Playing to their primary voters, the House and Senate focused attention almost solely on tax cuts, border security, transportation, when and where you can carry a gun, and a host of other mostly inconsequential partisan ideas.more
The clock is winding down on the Texas Legislature
With less than a week left in the 84th Texas Legislature, many bills TAFP has been tracking have passed the House and the Senate … more
By Travis Bias, DO, DTM&H
In middle school, I aspired to become a DJ. Because this required me to take the least amount of math. Despite this original goal, I started my time at Southwestern University as a pre-med student and headed to UNTHSC Texas College of Osteopathic Medicine to begin my medical education. A career as a physician stood perfectly at the intersection between intellectual challenge and service to others.
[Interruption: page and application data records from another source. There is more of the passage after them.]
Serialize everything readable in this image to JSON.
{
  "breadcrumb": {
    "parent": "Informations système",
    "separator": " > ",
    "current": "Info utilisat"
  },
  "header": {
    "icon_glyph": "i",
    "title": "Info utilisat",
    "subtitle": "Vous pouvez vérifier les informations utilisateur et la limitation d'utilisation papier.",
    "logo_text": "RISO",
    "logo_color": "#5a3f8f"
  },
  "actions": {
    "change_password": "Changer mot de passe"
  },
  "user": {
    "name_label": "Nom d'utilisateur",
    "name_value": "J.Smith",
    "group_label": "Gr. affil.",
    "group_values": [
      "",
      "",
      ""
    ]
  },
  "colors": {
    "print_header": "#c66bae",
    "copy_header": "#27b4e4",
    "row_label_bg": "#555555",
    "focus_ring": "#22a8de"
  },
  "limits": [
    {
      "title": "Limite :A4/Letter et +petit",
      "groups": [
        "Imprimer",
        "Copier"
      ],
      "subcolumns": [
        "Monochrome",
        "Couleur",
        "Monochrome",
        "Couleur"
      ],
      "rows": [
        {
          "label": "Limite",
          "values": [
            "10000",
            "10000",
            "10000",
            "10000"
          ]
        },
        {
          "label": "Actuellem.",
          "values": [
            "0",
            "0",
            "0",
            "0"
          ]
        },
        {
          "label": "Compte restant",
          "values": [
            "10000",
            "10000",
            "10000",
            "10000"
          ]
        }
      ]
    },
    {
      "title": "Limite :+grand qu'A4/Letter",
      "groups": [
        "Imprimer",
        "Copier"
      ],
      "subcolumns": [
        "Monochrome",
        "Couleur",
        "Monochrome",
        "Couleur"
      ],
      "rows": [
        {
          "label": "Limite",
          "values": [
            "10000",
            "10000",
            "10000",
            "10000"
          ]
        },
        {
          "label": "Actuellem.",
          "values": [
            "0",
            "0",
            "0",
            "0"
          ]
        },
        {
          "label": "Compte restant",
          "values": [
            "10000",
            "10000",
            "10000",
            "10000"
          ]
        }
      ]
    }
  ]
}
I was drawn into medicine to make a difference. The calling of a medical career can be heard as young as 18. It requires determination, a selfless heart, and compassion no matter the situation. Between the ages of 22 and 26, however, a young physician-in-training must decide which specialty he or she would like to be practicing from age 30 until retirement. This decision shapes career options and powerfully influences the future lifestyle, and thus capacity for relationships, growing a family, and personal balance and well-being. This choice in path, like in other careers, also affects potential lifetime income. Thus, specialty choice is not to be taken lightly, especially given the growing burden of educational debt that young medical graduates face.more
Explore family medicine
Are you interested in being a family doctor? There is no better time to become a family physician! The specialty of family medicine is well established in Texas and keeps … more
Hey Texas medical school students, have you been eagerly awaiting the open enrollment period of the Texas Statewide Family Medicine Preceptorship Program? Well wait no more. We are currently accepting applications, so tell your friends and sign up today.
Our preceptorship program offers medical students the chance to break out of the academic setting and see what medicine is really like when it’s practiced in the community. By spending two to four weeks with a practicing family doctor, they can experience the joy and fulfillment of a career caring for patients who are friends and neighbors. They find out that family medicine isn’t just about running on the hamster wheel and treating runny noses and sore throats all day.
Sure we have survey results that show when medical students complete rotations in the Family Medicine Preceptorship Program, they are more likely to choose a career in family medicine, but the family doctors who cherish the memory of their rotations tell the story better.more